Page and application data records
+ + + + +
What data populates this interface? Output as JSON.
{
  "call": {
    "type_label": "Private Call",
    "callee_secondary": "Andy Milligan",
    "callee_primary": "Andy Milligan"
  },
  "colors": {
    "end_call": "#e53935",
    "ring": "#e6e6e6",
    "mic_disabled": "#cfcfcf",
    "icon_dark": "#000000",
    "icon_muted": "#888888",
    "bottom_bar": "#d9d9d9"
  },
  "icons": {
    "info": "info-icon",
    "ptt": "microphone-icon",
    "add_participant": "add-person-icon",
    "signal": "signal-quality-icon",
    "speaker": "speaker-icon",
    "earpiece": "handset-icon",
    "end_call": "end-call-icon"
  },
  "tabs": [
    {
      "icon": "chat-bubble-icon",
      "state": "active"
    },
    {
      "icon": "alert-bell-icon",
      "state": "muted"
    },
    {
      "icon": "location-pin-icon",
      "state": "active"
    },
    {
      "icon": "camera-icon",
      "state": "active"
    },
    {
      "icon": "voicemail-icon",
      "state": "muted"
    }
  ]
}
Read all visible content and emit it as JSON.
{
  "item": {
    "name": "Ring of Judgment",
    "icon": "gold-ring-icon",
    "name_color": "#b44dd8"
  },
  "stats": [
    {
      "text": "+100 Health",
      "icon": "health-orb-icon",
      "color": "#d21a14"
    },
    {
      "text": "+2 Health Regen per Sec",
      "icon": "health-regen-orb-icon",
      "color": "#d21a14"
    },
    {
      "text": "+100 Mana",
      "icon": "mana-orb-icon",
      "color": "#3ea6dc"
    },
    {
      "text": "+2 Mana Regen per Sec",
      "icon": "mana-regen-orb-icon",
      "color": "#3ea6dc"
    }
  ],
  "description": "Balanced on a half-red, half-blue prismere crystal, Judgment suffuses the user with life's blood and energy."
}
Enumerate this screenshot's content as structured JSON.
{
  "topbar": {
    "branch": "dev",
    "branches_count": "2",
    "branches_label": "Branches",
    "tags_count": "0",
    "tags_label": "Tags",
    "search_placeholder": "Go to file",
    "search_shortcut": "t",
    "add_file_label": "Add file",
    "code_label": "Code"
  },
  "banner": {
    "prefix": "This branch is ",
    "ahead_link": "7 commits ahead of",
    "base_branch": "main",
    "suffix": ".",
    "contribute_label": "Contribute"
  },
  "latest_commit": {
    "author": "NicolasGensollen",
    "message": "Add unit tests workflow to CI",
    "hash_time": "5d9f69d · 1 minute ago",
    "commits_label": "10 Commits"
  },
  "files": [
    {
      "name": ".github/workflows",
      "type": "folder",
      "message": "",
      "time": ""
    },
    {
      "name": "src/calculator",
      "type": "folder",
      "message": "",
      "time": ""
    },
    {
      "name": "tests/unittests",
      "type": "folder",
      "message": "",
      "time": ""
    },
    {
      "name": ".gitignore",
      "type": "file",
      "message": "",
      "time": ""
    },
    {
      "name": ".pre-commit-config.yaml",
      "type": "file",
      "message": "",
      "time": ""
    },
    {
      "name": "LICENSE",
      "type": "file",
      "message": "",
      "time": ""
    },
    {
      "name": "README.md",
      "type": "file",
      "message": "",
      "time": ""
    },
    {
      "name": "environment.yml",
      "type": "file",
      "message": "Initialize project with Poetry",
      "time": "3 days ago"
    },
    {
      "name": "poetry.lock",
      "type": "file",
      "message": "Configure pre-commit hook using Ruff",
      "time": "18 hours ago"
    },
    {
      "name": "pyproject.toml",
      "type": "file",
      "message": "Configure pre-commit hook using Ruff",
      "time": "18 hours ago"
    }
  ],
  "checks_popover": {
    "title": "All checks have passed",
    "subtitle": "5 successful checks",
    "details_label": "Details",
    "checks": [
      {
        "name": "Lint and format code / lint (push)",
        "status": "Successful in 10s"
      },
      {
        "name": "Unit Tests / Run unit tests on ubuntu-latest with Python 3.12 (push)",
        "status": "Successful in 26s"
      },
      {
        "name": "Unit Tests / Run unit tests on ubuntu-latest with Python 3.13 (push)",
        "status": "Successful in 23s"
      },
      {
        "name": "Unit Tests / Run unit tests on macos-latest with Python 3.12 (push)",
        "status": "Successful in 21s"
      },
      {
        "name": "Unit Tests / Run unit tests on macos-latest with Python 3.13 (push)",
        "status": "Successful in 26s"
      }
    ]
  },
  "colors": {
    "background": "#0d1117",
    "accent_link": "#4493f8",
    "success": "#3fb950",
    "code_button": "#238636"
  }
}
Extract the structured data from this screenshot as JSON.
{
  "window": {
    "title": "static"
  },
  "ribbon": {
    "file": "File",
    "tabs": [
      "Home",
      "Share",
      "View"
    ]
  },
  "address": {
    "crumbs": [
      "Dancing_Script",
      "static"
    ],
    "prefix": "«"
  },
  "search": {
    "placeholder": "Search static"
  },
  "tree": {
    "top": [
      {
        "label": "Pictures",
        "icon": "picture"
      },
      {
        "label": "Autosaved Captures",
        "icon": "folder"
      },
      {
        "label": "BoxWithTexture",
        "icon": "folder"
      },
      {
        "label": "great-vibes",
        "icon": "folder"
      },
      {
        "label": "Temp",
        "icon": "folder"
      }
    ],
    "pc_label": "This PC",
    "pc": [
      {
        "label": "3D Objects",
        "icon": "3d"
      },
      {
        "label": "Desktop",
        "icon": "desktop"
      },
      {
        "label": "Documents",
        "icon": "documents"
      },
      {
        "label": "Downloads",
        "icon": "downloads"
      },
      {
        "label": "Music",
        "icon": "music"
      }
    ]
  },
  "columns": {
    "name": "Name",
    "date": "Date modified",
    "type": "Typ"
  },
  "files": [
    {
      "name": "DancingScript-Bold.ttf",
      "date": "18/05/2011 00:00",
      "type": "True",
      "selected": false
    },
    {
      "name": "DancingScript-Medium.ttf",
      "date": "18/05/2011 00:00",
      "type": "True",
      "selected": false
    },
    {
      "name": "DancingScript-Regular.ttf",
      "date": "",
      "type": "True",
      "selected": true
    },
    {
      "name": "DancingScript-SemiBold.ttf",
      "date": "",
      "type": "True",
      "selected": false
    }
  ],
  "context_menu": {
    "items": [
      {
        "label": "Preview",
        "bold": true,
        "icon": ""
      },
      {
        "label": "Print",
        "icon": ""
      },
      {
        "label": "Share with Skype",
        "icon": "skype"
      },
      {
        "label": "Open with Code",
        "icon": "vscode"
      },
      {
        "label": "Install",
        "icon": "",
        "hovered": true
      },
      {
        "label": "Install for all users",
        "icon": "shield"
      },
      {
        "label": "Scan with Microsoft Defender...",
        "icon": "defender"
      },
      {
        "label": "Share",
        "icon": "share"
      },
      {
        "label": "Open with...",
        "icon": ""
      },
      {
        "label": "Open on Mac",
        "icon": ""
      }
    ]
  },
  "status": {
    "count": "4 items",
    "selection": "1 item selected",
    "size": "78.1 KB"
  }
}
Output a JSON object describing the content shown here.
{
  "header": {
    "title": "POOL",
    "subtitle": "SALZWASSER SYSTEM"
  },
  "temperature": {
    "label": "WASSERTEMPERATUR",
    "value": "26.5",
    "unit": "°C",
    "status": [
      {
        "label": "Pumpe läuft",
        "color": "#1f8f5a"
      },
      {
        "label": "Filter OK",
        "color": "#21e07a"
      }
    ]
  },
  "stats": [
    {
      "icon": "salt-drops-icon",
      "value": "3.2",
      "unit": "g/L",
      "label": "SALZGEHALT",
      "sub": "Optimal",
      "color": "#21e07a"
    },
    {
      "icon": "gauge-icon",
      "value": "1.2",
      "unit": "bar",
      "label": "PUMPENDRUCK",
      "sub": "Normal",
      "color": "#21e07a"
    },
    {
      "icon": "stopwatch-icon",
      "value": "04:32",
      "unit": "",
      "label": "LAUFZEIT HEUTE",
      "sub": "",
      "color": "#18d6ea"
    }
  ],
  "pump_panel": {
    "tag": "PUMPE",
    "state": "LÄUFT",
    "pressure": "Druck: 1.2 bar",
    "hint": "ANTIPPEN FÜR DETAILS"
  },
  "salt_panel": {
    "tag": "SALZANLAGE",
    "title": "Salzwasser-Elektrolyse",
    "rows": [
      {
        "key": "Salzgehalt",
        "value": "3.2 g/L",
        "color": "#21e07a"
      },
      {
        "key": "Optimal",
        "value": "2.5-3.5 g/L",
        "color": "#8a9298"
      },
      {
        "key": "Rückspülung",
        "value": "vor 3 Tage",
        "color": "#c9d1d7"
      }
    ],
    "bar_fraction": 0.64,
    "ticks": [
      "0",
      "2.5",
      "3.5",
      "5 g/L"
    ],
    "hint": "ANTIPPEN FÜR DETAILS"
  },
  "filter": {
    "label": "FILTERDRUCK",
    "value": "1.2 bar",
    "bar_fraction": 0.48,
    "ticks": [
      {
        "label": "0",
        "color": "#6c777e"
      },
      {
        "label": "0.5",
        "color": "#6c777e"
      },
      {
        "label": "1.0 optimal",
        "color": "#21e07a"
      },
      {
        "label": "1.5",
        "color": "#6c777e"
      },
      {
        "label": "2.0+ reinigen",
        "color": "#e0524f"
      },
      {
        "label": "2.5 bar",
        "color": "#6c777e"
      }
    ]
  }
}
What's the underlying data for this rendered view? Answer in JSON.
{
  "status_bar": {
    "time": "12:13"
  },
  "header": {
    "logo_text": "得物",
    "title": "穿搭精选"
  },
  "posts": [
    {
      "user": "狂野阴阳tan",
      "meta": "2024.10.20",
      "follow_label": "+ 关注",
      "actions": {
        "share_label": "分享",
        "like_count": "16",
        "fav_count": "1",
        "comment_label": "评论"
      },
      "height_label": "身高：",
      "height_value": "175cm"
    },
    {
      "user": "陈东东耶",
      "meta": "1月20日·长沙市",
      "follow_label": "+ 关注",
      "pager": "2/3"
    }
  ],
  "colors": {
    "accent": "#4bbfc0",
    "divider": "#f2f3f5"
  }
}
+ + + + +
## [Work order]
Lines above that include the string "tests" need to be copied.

## [Reply]
    "message": "Add unit tests workflow to CI",
      "name": "tests/unittests",
        "name": "Unit Tests / Run unit tests on ubuntu-latest with Python 3.12 (push)",
        "name": "Unit Tests / Run unit tests on ubuntu-latest with Python 3.13 (push)",
        "name": "Unit Tests / Run unit tests on macos-latest with Python 3.12 (push)",
        "name": "Unit Tests / Run unit tests on macos-latest with Python 3.13 (push)",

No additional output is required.